Last update: 29 January 2014
In this section we solve the conjugation problem for all Artin groups of finite type.
Two words and are called conjugate when there exists a word such that and we denote this by The conjugation problem consists of giving an algorithm for deciding whether any two given words are conjugate. In our case this problem can easily be reduced to the simpler problem of checking whether any two positive words are conjugate. Here we give a method with which one can calculate, for every positive word the finite set of all positive words which are conjugate to With this the conjugation problem is clearly solved.
8.1. When two positive words and are conjugate, there exists a word such that Since by 5.5 there exist a positive word and a central word such that then also This proves the following lemma.
Positive words and are conjugate precisely when there is a positive word such that
8.2. Every positive word is positive equivalent to the product of square free words. This approaches the goal of creating the positive word conjugate to the positive word in which one conjugates successively by the square-free factors of and in such a manner that one always obtains positive words. By considering 8.1 one arrives at the following construction.
For every finite set of positive words define the set of positive words by Because this set is finite, one can iterate the construction and obtain the sets The sets of positive words are calculable. Since by 5.4, for of finite type there are only finitely many square free words namely divisors of the fundamental word and these are calculable using the division algorithm. Furthermore the division algorithm decides for which square free words the word is left divisible, and the division algorithm 3.6 gives us the quotient Finally, by the solution to the word problem in 6.3, all positive words such that are calculable, that is, all such that Hence is calculable, and so too are

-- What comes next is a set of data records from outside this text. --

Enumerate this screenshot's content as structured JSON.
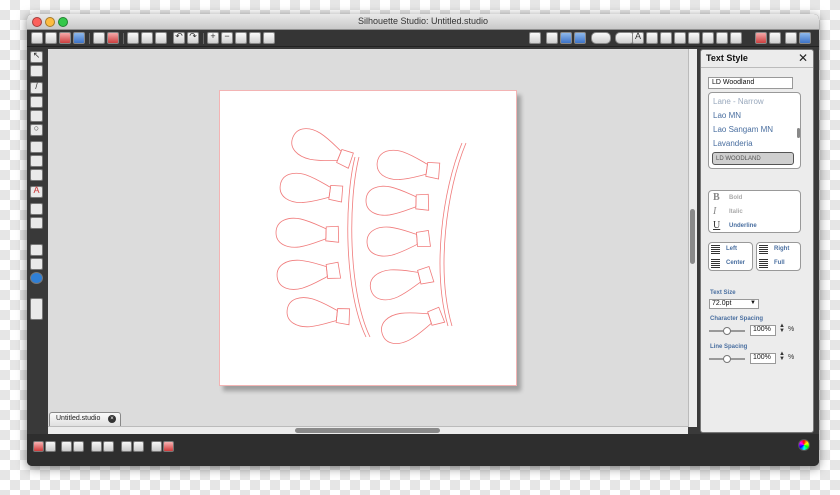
{
  "window": {
    "title": "Silhouette Studio: Untitled.studio"
  },
  "toolbar": {
    "left_icons": [
      "new-document-icon",
      "open-icon",
      "save-icon",
      "save-to-library-icon",
      "print-icon",
      "print-cut-icon",
      "cut-icon",
      "copy-icon",
      "paste-icon",
      "undo-icon",
      "redo-icon",
      "zoom-in-icon",
      "zoom-out-icon",
      "zoom-select-icon",
      "pan-icon",
      "fit-to-page-icon"
    ],
    "right_icons": [
      "page-setup-icon",
      "cut-settings-icon",
      "send-to-cutter-icon",
      "registration-icon",
      "grid-icon",
      "line-style-icon",
      "fill-color-icon",
      "text-style-icon",
      "transform-icon",
      "replicate-icon",
      "modify-icon",
      "offset-icon",
      "trace-icon",
      "library-icon",
      "store-icon"
    ]
  },
  "toolbox": [
    "select-icon",
    "point-edit-icon",
    "line-icon",
    "rectangle-icon",
    "rounded-rectangle-icon",
    "ellipse-icon",
    "polygon-icon",
    "curve-icon",
    "freehand-icon",
    "text-icon",
    "eraser-icon",
    "knife-icon",
    "library-panel-icon",
    "store-panel-icon",
    "online-icon",
    "panel-toggle-icon"
  ],
  "document": {
    "tab_label": "Untitled.studio"
  },
  "cut_color": "#f07b7b",
  "text_style_panel": {
    "title": "Text Style",
    "font_field_value": "LD Woodland",
    "font_list": [
      "Lane - Narrow",
      "Lao MN",
      "Lao Sangam MN",
      "Lavanderia"
    ],
    "selected_font": "LD WOODLAND",
    "styles": [
      {
        "glyph": "B",
        "label": "Bold"
      },
      {
        "glyph": "I",
        "label": "Italic"
      },
      {
        "glyph": "U",
        "label": "Underline"
      }
    ],
    "alignment": {
      "left": "Left",
      "right": "Right",
      "center": "Center",
      "full": "Full"
    },
    "text_size_label": "Text Size",
    "text_size_value": "72.0pt",
    "char_spacing_label": "Character Spacing",
    "char_spacing_value": "100%",
    "line_spacing_label": "Line Spacing",
    "line_spacing_value": "100%",
    "percent_symbol": "%"
  },
  "statusbar": [
    "select-all-icon",
    "group-icon",
    "ungroup-icon",
    "duplicate-icon",
    "delete-icon",
    "weld-icon",
    "offset-status-icon",
    "camera-icon",
    "stop-icon",
    "color-palette-icon"
  ]
}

Let be the maximum of the lengths of words in Then it is clear that [Ed: Clearly by putting and for for some ] If we let be the number of positive words of length then has at most elements. Because then eventually, for [Ed: Note that once then for all ] Hence
So is the smallest set of positive words containing both and, for every element all other positive words of the form for some square free word The set is calculable.
Let be a finite set of positive words. Then the finite set is calculable and
By 8.1 it suffices to show, by induction on the length of that for positive words and with for some that is also an element of [Ed: It is clear that One must establish the reverse inclusion. ]
Let where is a square free divisor of of maximal length. We claim that is a left divisor of When we have proved this we are finished because then with and so and by induction hypothesis
To prove the left divisibility of by
For square free, by 5.1 and 5.4 there exists a positive word with Then so that is divisible by We claim that indeed is divisible on the right by every letter and thus by Otherwise by 5.3 we have that is left divisible by and by 3.4 is square free. Both together contradict the maximality of the length of So there exists a positive word with that is with which is what was to be shown.
8.3. The result of the previous section contains the solution to the conjugation problem.
Let be an Artin group of finite type. Let be the fundamental word for Then the following solves the conjugation problem.
|(i)||Let and be arbitrary words. For their exponents take Let and with and positive words. Then and are conjugate when|
|(ii)||If and are positive words, then is conjugate to when is an element of the calculable set of positive words|
The statement (i) follows in a trivial way from the centrality of and (ii) follows trivially from 8.2.
Note added in proof. In the work which was cited in the introduction, Deligne also determined the centre and solved the word and the conjugation problems for the Artin groups of finite type. As we have, he utilises the ideas of Garside but in a geometric formulation which goes back to Tits. We therefore after some consideration deem the publication of our simple purely combinatorial solution defensible.
This is a translation, with notes, of the paper, Artin-Gruppen und Coxeter-Gruppen, Inventiones math. 17, 245-271, (1972).
Translated by: C. Coleman, R. Corran, J. Crisp, D. Easdown, R. Howlett, D. Jackson and A. Ram at the University of Sydney, 1996.